The breakaway review into the National Assessment Program: Literacy and Numeracy (NAPLAN) was commissioned by the education ministers from New South Wales, Victoria, Queensland and the ACT.
It recommended the tests conducted in year 9 should be moved to year 10 when students were more mature and were at the stage where they were making important choices about subjects in the senior years of school.
The review recommended the tests should be run as early as possible in the school year, instead of in May, and that when NAPLAN was fully online the results should be available within days for all sections except the writing component.
It also recommended a new test be introduced to monitor critical and creative thinking in science, technology, engineering and mathematics (STEM) in years 5, 7 and 10.
The review, which was conducted by emeritus professor Barry McGaw, emeritus professor William Louden and professor Claire Wyatt-Smith, concluded standardised assessment was important in Australian education despite resistance among teacher organisations.
The NAPLAN review said the writing component was the most problematic because it has led to very formulaic writing in responses to a prompt, which suggested some schools had been teaching in a formulaic way in preparation for the tests.
ACT Education Minister Yvette Berry said the review reflected some of the concerns she has held since taking on the portfolio.
"The main concern raised with me through conversations with students, parents, teachers and the community remains the way NAPLAN is publicly reported and how that contributes to creating a high-stakes culture, particularly in stigmatising lower-scoring schools and the unfair stress NAPLAN can place on students," she said.
"I look forward to continuing to work to address this issue."
Australian Education Union ACT secretary Glenn Fowler said the union wanted to see an end to whole-of-cohort testing in favour of sample testing to monitor student performance across the education system.

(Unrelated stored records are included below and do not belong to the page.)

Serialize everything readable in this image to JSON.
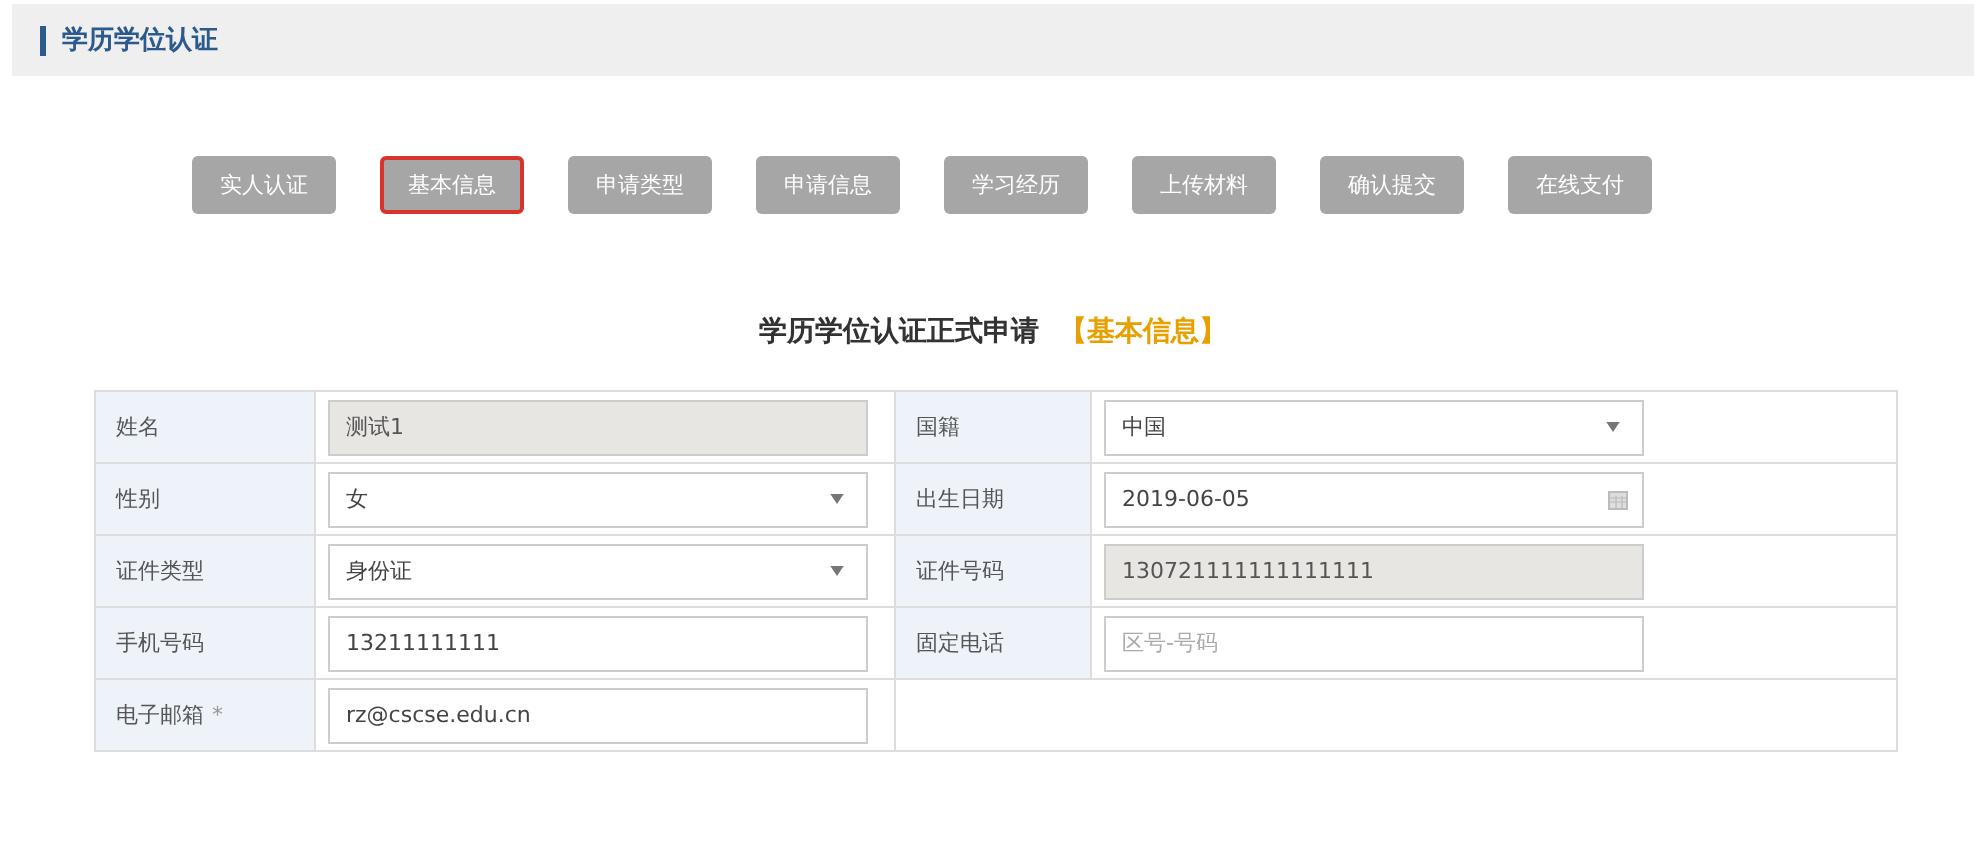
{
  "header": {
    "title": "学历学位认证"
  },
  "steps": [
    {
      "label": "实人认证",
      "selected": false
    },
    {
      "label": "基本信息",
      "selected": true
    },
    {
      "label": "申请类型",
      "selected": false
    },
    {
      "label": "申请信息",
      "selected": false
    },
    {
      "label": "学习经历",
      "selected": false
    },
    {
      "label": "上传材料",
      "selected": false
    },
    {
      "label": "确认提交",
      "selected": false
    },
    {
      "label": "在线支付",
      "selected": false
    }
  ],
  "form": {
    "title": "学历学位认证正式申请",
    "section": "【基本信息】",
    "rows": [
      {
        "fields": [
          {
            "label": "姓名",
            "kind": "text",
            "value": "测试1",
            "disabled": true
          },
          {
            "label": "国籍",
            "kind": "select",
            "value": "中国",
            "disabled": false
          }
        ]
      },
      {
        "fields": [
          {
            "label": "性别",
            "kind": "select",
            "value": "女",
            "disabled": false
          },
          {
            "label": "出生日期",
            "kind": "date",
            "value": "2019-06-05",
            "disabled": false
          }
        ]
      },
      {
        "fields": [
          {
            "label": "证件类型",
            "kind": "select",
            "value": "身份证",
            "disabled": false
          },
          {
            "label": "证件号码",
            "kind": "text",
            "value": "130721111111111111",
            "disabled": true
          }
        ]
      },
      {
        "fields": [
          {
            "label": "手机号码",
            "kind": "text",
            "value": "13211111111",
            "disabled": false
          },
          {
            "label": "固定电话",
            "kind": "text",
            "placeholder": "区号-号码",
            "disabled": false
          }
        ]
      },
      {
        "fields": [
          {
            "label": "电子邮箱",
            "required_mark": "*",
            "kind": "text",
            "value": "rz@cscse.edu.cn",
            "disabled": false
          }
        ]
      }
    ]
  }
}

"[The review] should have taken seriously arguments from the profession that they can get the results they need from sample testing," Mr Fowler said.
"This process is not what schooling is about."
Mr Fowler said teachers viewed NAPLAN as an annual accountability measure which made them feel distrusted.
Federal Education Minister Dan Tehan said the government remained committed to NAPLAN and the transition to online delivery of the tests despite little change in results since it was introduced in 2008.
"Critics say NAPLAN has failed because results have not improved but that misrepresents the intent of NAPLAN," Mr Tehan said in a statement. "If NAPLAN results have not improved that's a failure of our education system, not the NAPLAN test. You don't blame the thermometer if you have a high temperature."
The national literacy and numeracy tests were cancelled in 2020 due to the COVID-19 pandemic.